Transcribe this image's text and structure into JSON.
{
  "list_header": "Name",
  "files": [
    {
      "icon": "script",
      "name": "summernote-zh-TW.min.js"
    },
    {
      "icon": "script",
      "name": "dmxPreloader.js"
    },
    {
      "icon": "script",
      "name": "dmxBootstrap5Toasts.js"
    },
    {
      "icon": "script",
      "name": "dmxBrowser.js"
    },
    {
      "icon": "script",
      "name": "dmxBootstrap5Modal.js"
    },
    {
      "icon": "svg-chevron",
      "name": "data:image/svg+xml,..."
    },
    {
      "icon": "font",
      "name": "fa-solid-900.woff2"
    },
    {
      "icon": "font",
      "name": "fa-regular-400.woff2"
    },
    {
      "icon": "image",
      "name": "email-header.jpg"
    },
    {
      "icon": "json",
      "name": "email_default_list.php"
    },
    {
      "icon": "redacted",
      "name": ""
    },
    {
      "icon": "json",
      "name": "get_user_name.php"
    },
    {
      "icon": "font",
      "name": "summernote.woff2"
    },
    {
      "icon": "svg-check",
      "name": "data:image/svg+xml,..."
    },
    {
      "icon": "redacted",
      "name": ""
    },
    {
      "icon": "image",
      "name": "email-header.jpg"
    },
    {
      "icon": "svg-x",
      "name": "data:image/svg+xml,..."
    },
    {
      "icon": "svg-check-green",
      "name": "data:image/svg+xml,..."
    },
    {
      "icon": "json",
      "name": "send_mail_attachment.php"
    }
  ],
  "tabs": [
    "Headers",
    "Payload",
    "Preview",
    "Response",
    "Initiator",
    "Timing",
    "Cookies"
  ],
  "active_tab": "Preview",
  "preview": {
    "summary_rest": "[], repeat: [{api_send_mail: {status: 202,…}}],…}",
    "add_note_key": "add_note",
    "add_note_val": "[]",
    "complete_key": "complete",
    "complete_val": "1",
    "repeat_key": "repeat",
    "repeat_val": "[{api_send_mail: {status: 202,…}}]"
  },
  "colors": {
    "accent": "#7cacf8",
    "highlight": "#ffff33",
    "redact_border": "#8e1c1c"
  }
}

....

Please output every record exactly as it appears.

EXERCISE RESPONSE:
Transcribe this image's text and structure into JSON.
{
  "list_header": "Name",
  "files": [
    {
      "icon": "script",
      "name": "summernote-zh-TW.min.js"
    },
    {
      "icon": "script",
      "name": "dmxPreloader.js"
    },
    {
      "icon": "script",
      "name": "dmxBootstrap5Toasts.js"
    },
    {
      "icon": "script",
      "name": "dmxBrowser.js"
    },
    {
      "icon": "script",
      "name": "dmxBootstrap5Modal.js"
    },
    {
      "icon": "svg-chevron",
      "name": "data:image/svg+xml,..."
    },
    {
      "icon": "font",
      "name": "fa-solid-900.woff2"
    },
    {
      "icon": "font",
      "name": "fa-regular-400.woff2"
    },
    {
      "icon": "image",
      "name": "email-header.jpg"
    },
    {
      "icon": "json",
      "name": "email_default_list.php"
    },
    {
      "icon": "redacted",
      "name": ""
    },
    {
      "icon": "json",
      "name": "get_user_name.php"
    },
    {
      "icon": "font",
      "name": "summernote.woff2"
    },
    {
      "icon": "svg-check",
      "name": "data:image/svg+xml,..."
    },
    {
      "icon": "redacted",
      "name": ""
    },
    {
      "icon": "image",
      "name": "email-header.jpg"
    },
    {
      "icon": "svg-x",
      "name": "data:image/svg+xml,..."
    },
    {
      "icon": "svg-check-green",
      "name": "data:image/svg+xml,..."
    },
    {
      "icon": "json",
      "name": "send_mail_attachment.php"
    }
  ],
  "tabs": [
    "Headers",
    "Payload",
    "Preview",
    "Response",
    "Initiator",
    "Timing",
    "Cookies"
  ],
  "active_tab": "Preview",
  "preview": {
    "summary_rest": "[], repeat: [{api_send_mail: {status: 202,…}}],…}",
    "add_note_key": "add_note",
    "add_note_val": "[]",
    "complete_key": "complete",
    "complete_val": "1",
    "repeat_key": "repeat",
    "repeat_val": "[{api_send_mail: {status: 202,…}}]"
  },
  "colors": {
    "accent": "#7cacf8",
    "highlight": "#ffff33",
    "redact_border": "#8e1c1c"
  }
}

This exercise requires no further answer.